And evidence shows that legitimate services like Spotify and Netflix help to reduce piracy from unauthorized sites. Research released last summer found that in Norway, music piracy dropped 80% and video piracy dropped nearly 50% over several years coinciding with the introduction of lawful services Spotify and Netflix. Spotify’s own research in the Netherlands came to similar conclusions, finding a significant reduction in piracy as the lawful service became available to users.
No amount of enforcement will stop piracy if Internet users cannot access the content they’re looking for in the format they want it. Licensing practices like windowing, that aim to squeeze long revenue streams out of each work through successive licensing to exclusive outlets, will always drive some users to infringe what they would otherwise acquire lawfully. We will never convert pirates to purchasers with government-mandated controls over communications infrastructure; the solution is to offer people what they want, when they want it, at a reasonable price, and they’ll buy.
On top of all this, Variety’s coverage shows that a younger generation of content creators is increasingly rejecting the existing content development business model, which is driven by statutorily enforced scarcity.

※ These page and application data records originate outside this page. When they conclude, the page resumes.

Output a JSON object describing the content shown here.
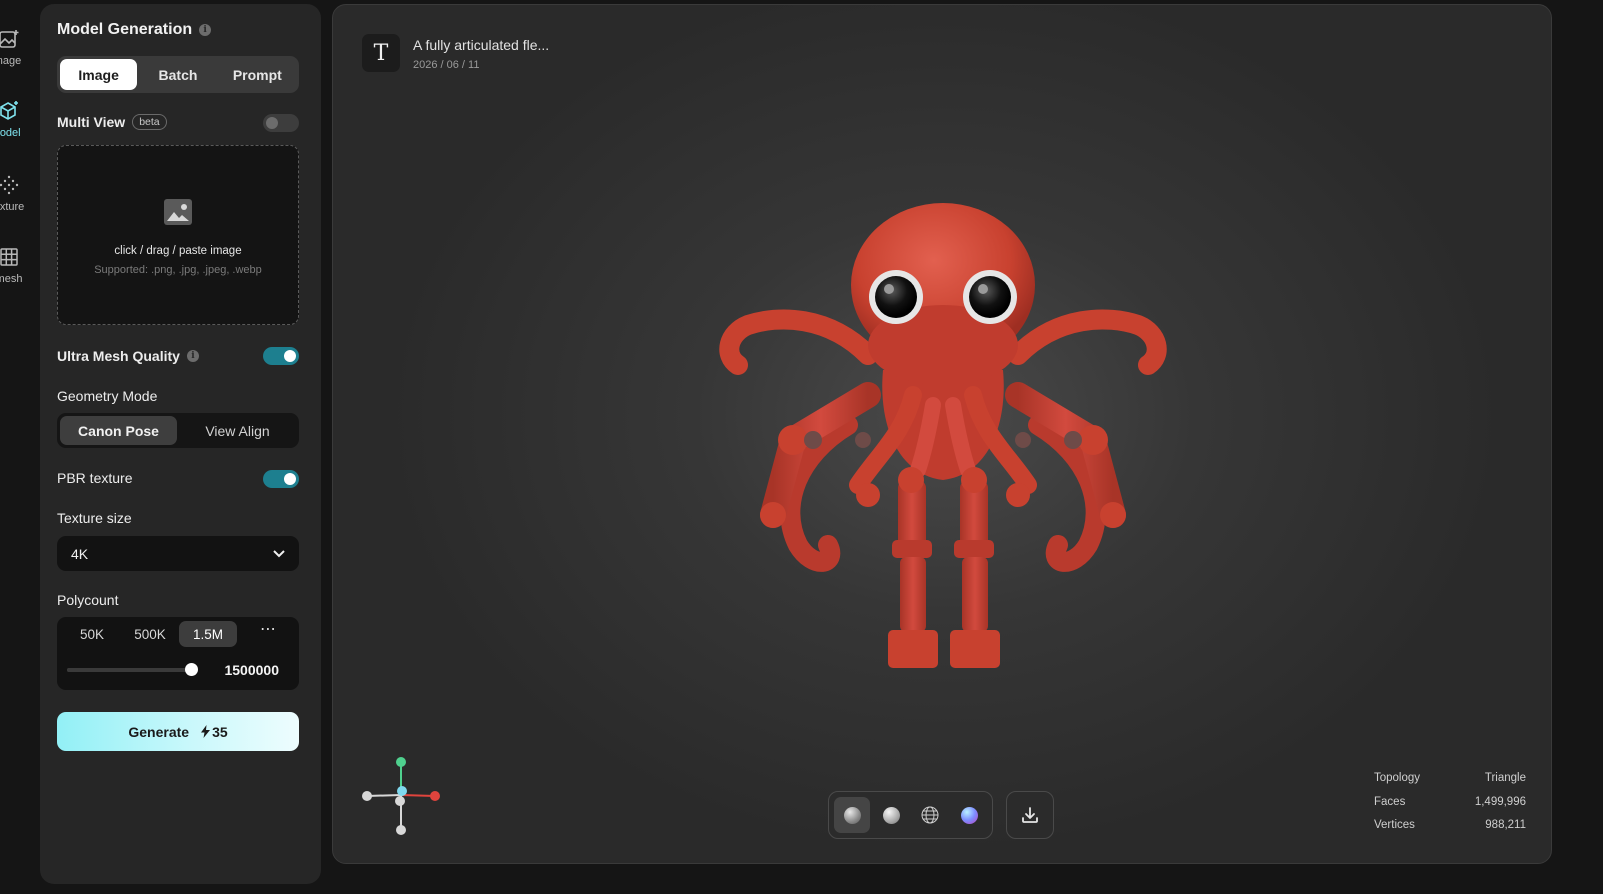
{
  "rail": {
    "items": [
      {
        "label": "nage",
        "icon": "image-sparkle-icon"
      },
      {
        "label": "lodel",
        "icon": "cube-sparkle-icon"
      },
      {
        "label": "exture",
        "icon": "texture-dots-icon"
      },
      {
        "label": "mesh",
        "icon": "grid-icon"
      }
    ]
  },
  "panel": {
    "title": "Model Generation",
    "tabs": [
      "Image",
      "Batch",
      "Prompt"
    ],
    "selected_tab": "Image",
    "multi_view": {
      "label": "Multi View",
      "badge": "beta",
      "enabled": false
    },
    "dropzone": {
      "main": "click / drag / paste image",
      "sub": "Supported: .png, .jpg, .jpeg, .webp"
    },
    "ultra_mesh": {
      "label": "Ultra Mesh Quality",
      "enabled": true
    },
    "geometry": {
      "label": "Geometry Mode",
      "options": [
        "Canon Pose",
        "View Align"
      ],
      "selected": "Canon Pose"
    },
    "pbr": {
      "label": "PBR texture",
      "enabled": true
    },
    "texture_size": {
      "label": "Texture size",
      "value": "4K"
    },
    "polycount": {
      "label": "Polycount",
      "options": [
        "50K",
        "500K",
        "1.5M"
      ],
      "selected": "1.5M",
      "more": "⋯",
      "value": "1500000",
      "slider_fraction": 1.0
    },
    "generate": {
      "label": "Generate",
      "cost": "35"
    }
  },
  "viewport": {
    "task_icon": "T",
    "task_title": "A fully articulated fle...",
    "task_date": "2026 / 06 / 11",
    "render_modes": [
      "clay-mode",
      "matte-mode",
      "wireframe-mode",
      "normal-mode"
    ],
    "selected_render_mode": "clay-mode",
    "stats": [
      {
        "label": "Topology",
        "value": "Triangle"
      },
      {
        "label": "Faces",
        "value": "1,499,996"
      },
      {
        "label": "Vertices",
        "value": "988,211"
      }
    ]
  },
  "colors": {
    "accent": "#1d7f8f",
    "generate_gradient_start": "#92f0f6",
    "model": "#d24a3e"
  }
}
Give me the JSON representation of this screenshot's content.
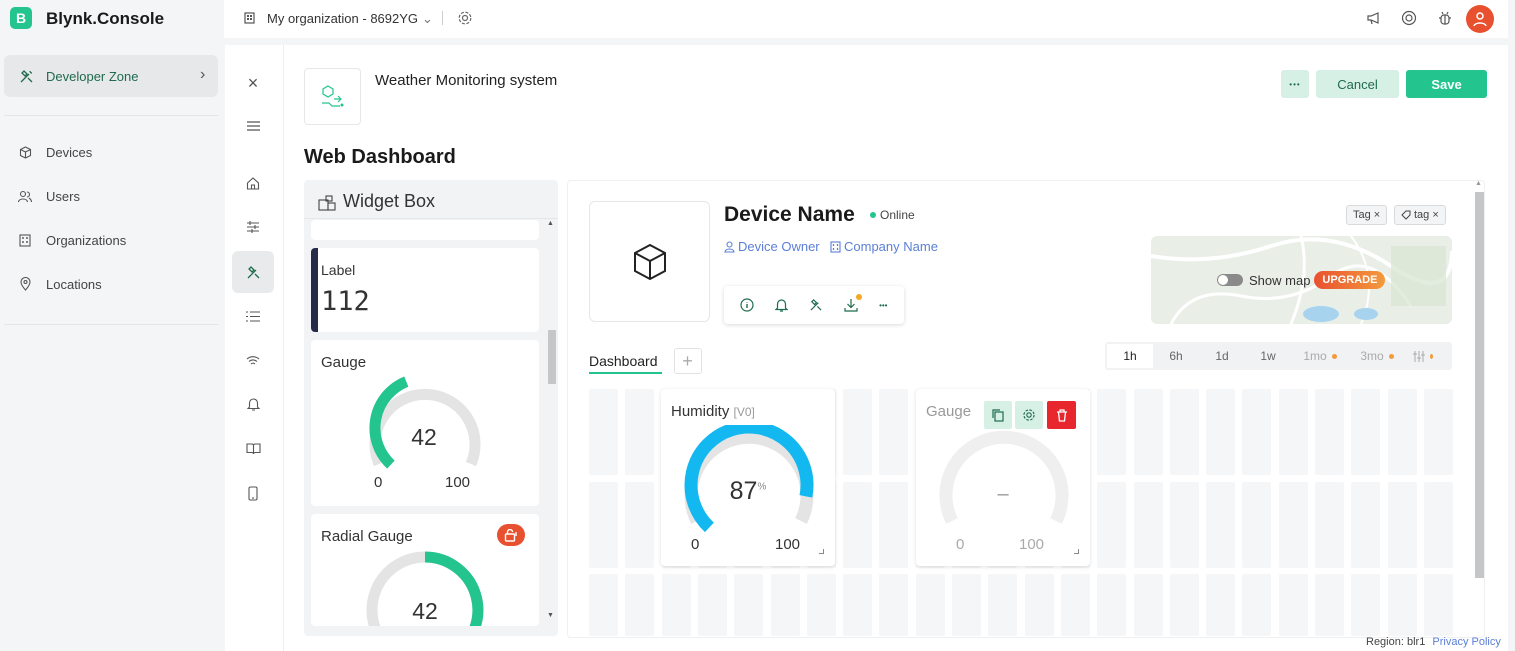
{
  "app": {
    "logo_letter": "B",
    "brand": "Blynk.Console"
  },
  "org": {
    "name": "My organization - 8692YG"
  },
  "sidebar": {
    "dev_zone": "Developer Zone",
    "items": [
      {
        "label": "Devices",
        "icon": "cube-icon"
      },
      {
        "label": "Users",
        "icon": "users-icon"
      },
      {
        "label": "Organizations",
        "icon": "building-icon"
      },
      {
        "label": "Locations",
        "icon": "pin-icon"
      }
    ]
  },
  "template": {
    "name": "Weather Monitoring system"
  },
  "actions": {
    "more": "•••",
    "cancel": "Cancel",
    "save": "Save"
  },
  "page_title": "Web Dashboard",
  "widget_box": {
    "title": "Widget Box",
    "label_widget": {
      "title": "Label",
      "value": "112"
    },
    "gauge_widget": {
      "title": "Gauge",
      "value": "42",
      "min": "0",
      "max": "100",
      "level": 0.42
    },
    "radial_widget": {
      "title": "Radial Gauge",
      "value": "42",
      "level": 0.42
    }
  },
  "device": {
    "name": "Device Name",
    "status": "Online",
    "owner": "Device Owner",
    "company": "Company Name",
    "tags": [
      "Tag ×",
      "tag ×"
    ],
    "show_map": "Show map",
    "upgrade": "UPGRADE"
  },
  "tabs": {
    "dashboard": "Dashboard",
    "add": "+"
  },
  "ranges": [
    "1h",
    "6h",
    "1d",
    "1w",
    "1mo",
    "3mo"
  ],
  "humidity": {
    "title": "Humidity",
    "pin": "[V0]",
    "value": "87",
    "unit": "%",
    "min": "0",
    "max": "100",
    "level": 0.87
  },
  "gauge": {
    "title": "Gauge",
    "value": "–",
    "min": "0",
    "max": "100"
  },
  "footer": {
    "region": "Region: blr1",
    "privacy": "Privacy Policy"
  },
  "colors": {
    "accent": "#23c48e",
    "danger": "#e8262d",
    "link": "#5b7fd6",
    "upgrade": "#e8512f",
    "gauge_blue": "#14b8f0"
  }
}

Of course, none of this enters into Sutter’s letter. To be fair, all the answers to questions about online content distribution won’t fit into one profanity-laced diatribe. But given that Variety’s own coverage suggests that the next generation’s stars are likelier to be found on YouTube and Vine, rather than FX, it isn’t clear that Sutter has the answers in any event.